Safety Sammy Knight, who led the defense with seven tackles, said: “We didn’t get it done. We’ve got to stop them at the end. That’s all. This one is on us.”
And Jared Allen, continuing, said: “We are capable of shutting them out. Instead, we gave up 100 yards rushing. We let them score in overtime. That’s just not acceptable.”
All of this is a sign of Herm Edwards’ team philosophy breaking through. I don’t quite buy into the idea that the Chiefs’ offensive players were selfish the last few years, when that offense was the best in football. I do believe that losing devastated them and that players would happily have given up stats for victories.
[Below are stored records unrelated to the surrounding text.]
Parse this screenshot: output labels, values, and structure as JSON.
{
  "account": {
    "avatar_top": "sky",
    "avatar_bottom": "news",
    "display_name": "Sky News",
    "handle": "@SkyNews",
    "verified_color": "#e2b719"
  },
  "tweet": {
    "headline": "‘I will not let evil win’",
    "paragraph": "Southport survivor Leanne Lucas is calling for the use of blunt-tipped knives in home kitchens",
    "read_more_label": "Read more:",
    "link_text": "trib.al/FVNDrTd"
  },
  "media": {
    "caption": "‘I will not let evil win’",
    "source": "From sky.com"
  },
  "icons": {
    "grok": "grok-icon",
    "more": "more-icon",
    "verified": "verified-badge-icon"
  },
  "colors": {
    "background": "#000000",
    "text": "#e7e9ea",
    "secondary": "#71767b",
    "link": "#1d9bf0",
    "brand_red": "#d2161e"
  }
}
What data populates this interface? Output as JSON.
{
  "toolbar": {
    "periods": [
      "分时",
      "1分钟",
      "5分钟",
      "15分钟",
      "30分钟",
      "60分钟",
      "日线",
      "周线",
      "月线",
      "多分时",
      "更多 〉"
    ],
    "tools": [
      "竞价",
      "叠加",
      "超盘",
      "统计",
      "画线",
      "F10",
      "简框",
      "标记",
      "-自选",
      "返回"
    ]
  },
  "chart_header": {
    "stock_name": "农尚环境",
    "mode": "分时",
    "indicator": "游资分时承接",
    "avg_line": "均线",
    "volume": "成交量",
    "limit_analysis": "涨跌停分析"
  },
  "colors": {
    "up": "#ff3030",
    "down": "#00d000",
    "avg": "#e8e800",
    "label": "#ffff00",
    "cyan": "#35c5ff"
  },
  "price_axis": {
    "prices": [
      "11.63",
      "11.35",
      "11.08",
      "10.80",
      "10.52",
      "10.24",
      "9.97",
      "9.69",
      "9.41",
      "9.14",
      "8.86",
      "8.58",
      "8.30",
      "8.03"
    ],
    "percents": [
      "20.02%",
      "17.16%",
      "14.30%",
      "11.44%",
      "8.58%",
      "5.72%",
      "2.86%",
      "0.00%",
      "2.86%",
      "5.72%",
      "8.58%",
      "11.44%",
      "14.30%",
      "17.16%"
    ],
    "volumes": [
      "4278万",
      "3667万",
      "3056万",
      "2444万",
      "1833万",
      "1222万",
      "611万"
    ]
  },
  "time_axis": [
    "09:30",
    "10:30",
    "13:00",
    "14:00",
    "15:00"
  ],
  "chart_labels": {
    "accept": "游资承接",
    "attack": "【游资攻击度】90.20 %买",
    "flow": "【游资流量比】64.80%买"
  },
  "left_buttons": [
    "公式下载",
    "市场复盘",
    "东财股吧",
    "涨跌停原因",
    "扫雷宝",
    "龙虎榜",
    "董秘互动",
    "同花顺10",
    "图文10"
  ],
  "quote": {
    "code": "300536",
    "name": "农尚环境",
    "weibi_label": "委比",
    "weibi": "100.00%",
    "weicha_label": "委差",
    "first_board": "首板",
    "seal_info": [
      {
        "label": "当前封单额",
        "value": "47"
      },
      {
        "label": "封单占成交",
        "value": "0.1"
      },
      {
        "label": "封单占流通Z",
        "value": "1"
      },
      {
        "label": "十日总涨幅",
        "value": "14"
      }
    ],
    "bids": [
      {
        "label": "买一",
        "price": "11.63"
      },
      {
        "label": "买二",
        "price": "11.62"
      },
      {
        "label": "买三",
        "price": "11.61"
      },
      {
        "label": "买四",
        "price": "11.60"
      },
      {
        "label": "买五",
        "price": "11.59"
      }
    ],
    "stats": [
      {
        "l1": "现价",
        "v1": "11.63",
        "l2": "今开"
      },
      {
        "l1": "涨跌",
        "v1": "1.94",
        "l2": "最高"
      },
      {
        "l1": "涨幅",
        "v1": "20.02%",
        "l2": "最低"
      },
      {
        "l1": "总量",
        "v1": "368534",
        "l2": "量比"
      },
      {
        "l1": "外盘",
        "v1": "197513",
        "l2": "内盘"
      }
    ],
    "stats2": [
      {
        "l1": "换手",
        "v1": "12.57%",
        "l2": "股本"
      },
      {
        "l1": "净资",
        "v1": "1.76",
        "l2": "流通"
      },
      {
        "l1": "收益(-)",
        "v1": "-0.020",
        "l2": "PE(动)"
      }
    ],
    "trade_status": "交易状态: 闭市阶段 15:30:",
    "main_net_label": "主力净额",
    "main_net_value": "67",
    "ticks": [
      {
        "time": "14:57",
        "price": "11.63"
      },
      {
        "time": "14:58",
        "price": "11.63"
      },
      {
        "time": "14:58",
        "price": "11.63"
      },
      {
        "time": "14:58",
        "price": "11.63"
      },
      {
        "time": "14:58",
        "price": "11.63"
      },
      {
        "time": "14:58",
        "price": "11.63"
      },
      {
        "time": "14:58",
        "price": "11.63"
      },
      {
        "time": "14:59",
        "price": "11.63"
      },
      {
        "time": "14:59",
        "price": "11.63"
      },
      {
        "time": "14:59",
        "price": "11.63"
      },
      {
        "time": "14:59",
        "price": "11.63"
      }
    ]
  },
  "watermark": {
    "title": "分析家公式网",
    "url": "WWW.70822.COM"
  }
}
But I also believe this: They liked being the No. 1 scoring offense in the NFL. Maybe that’s just the way offensive players think. They liked putting up those big numbers. They liked scoring touchdowns. They liked looking at their gaudy standings in the league statistics on Monday afternoon. And even though they would never say it publicly — even though they would never point fingers — those offensive players knew exactly why the team was losing. It was obvious. Hey, the offense was scoring 30 points a game.
Herm Edwards figured that attitude had to change. Yes, Edwards has shown some of the flaws that bit him in New York. His teams do have clock-management issues. His conservative nature does grind games to a halt. The ever-present joke after Sunday’s game involved one friend turning to another and saying, “Whoo, that was exciting, huh?”
But give Edwards this: He has a great sense for football players and for what makes a team. He wants the offense and defense to play for each other. He wants everyone to take responsibility. The defense may be ahead of the offense now, and it will go the other way sometimes, too. Edwards doesn’t care about that. He wants one team.
You could see signs of that one-team vision happening on Sunday. The biggest sign was this: The defense really stepped up. They played a great game — a dominant game, at times — and yet when it ended, nobody felt good. A loss is a loss.
“I don’t think anything good comes out of losing,” Sammy Knight said. “Did we play better? In the end, I would have to say no. We lost.”
Last edited by Wile_E_Coyote; 09-18-2006 at 07:37 AM..